Further study showed the lower 20 percent sold or transferred out 485.2 pounds of calf per cow within the cow-calf enterprise. This generated an incoming value of $465.23 based on pounds of calf produced.
The upper 20 percent of these same herds sold or transferred out 557.8 pounds of calf per cow within the cow-calf enterprise. This generated an incoming value of $576.27 based on pounds of calf produced.
The spread of $111.04 is huge. The lower net return group of producers marketed less beef per cow in the operation and valued each pound of beef produced at 96 cents per pound. The upper net return group marketed 72.6 pounds more beef per cow in the operation and valued each pound of beef at $1.03 per pound.

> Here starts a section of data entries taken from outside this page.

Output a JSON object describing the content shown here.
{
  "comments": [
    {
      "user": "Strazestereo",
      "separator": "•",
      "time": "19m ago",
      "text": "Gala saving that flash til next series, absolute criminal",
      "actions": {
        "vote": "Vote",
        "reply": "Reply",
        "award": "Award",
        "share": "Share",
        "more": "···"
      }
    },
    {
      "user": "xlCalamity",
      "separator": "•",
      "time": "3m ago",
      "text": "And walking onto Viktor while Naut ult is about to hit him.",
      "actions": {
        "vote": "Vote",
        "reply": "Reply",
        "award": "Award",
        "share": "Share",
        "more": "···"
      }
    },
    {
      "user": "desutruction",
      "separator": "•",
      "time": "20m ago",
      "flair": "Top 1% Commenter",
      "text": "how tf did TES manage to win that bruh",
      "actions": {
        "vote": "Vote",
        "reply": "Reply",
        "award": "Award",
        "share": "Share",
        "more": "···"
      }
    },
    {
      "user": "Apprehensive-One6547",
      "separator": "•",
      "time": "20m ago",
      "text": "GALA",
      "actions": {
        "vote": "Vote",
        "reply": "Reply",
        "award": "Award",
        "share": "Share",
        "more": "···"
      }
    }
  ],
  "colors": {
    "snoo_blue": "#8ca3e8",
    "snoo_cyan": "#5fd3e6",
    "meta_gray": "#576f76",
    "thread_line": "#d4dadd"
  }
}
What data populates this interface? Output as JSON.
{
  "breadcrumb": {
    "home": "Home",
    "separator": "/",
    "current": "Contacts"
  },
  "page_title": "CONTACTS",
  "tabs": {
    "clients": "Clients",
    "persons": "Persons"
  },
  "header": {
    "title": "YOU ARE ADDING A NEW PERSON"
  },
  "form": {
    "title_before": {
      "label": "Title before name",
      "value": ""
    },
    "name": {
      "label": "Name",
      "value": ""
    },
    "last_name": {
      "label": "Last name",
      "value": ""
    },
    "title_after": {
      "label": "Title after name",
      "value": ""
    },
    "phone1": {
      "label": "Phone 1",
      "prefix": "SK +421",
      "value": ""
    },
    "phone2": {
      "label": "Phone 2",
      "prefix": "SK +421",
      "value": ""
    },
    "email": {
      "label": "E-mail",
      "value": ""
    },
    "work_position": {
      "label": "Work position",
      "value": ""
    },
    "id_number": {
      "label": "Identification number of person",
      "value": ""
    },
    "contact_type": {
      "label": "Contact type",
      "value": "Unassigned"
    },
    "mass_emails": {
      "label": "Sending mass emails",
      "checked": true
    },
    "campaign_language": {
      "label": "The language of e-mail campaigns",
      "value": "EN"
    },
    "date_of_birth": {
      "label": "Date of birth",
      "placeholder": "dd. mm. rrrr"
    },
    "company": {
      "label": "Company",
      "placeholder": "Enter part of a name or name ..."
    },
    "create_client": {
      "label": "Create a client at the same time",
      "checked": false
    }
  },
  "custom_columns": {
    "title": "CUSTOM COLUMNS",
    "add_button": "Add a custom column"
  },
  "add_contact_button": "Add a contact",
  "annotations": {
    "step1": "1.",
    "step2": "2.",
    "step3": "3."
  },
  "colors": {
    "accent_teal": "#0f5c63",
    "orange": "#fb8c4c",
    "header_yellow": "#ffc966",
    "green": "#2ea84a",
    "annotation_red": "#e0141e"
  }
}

The sale of cull cows averaged $111.25 per cow in the 119 enterprises. The lower 20 percent averaged $101.11 per cow, while the upper 20 percent averaged $117.06 per cow.
The bottom line needs to have positive value. There is no question that there is difference in how producers capture value.
What drives the beef industry? Value of product should rank first, at least in the minds of the majority of producers.
Very often, the value of beef is distanced from the beef producer. The reason is simple. The value of beef does not occur until the customer buys and consumes the product.
In the case of the many additional products derived from the beef carcass, the various products are sold within each respective market. While the value picture is fuzzy at the producer level, value must follow back through the system to the producer.
If there is a message today, producers, at least some producers, are capturing more value, which in turn positively impacts the producer's gross margin. Given the costs involved in producing beef, producers must strive to maximize their gross margin.
As much as the word causes some consternation in the beef business, the word "premium" has been lamented and still is lamented as something that really does not exist in the beef business. For those producers who wish to continue to mourn over the lack of obvious premiums, there is a lesson in these numbers.
The market place does not treat all cattle equally. The value of cattle certainly is discovered at the auction barn and is being, at least in the cattle involved in the North Dakota Farm and Ranch Business Management Education Program, achieved for those producers who have managed to be a high-net-return- per-cow enterprise.
Perhaps there is a need for less discussion and more pondering while enjoying that cup of coffee. Considerable thought should be put into why some cattle are more valuable than others.
How can I, as a producer, not only produce those cattle, but also develop a marketing plan that will maximize dollar value?
May you find all your ear tags.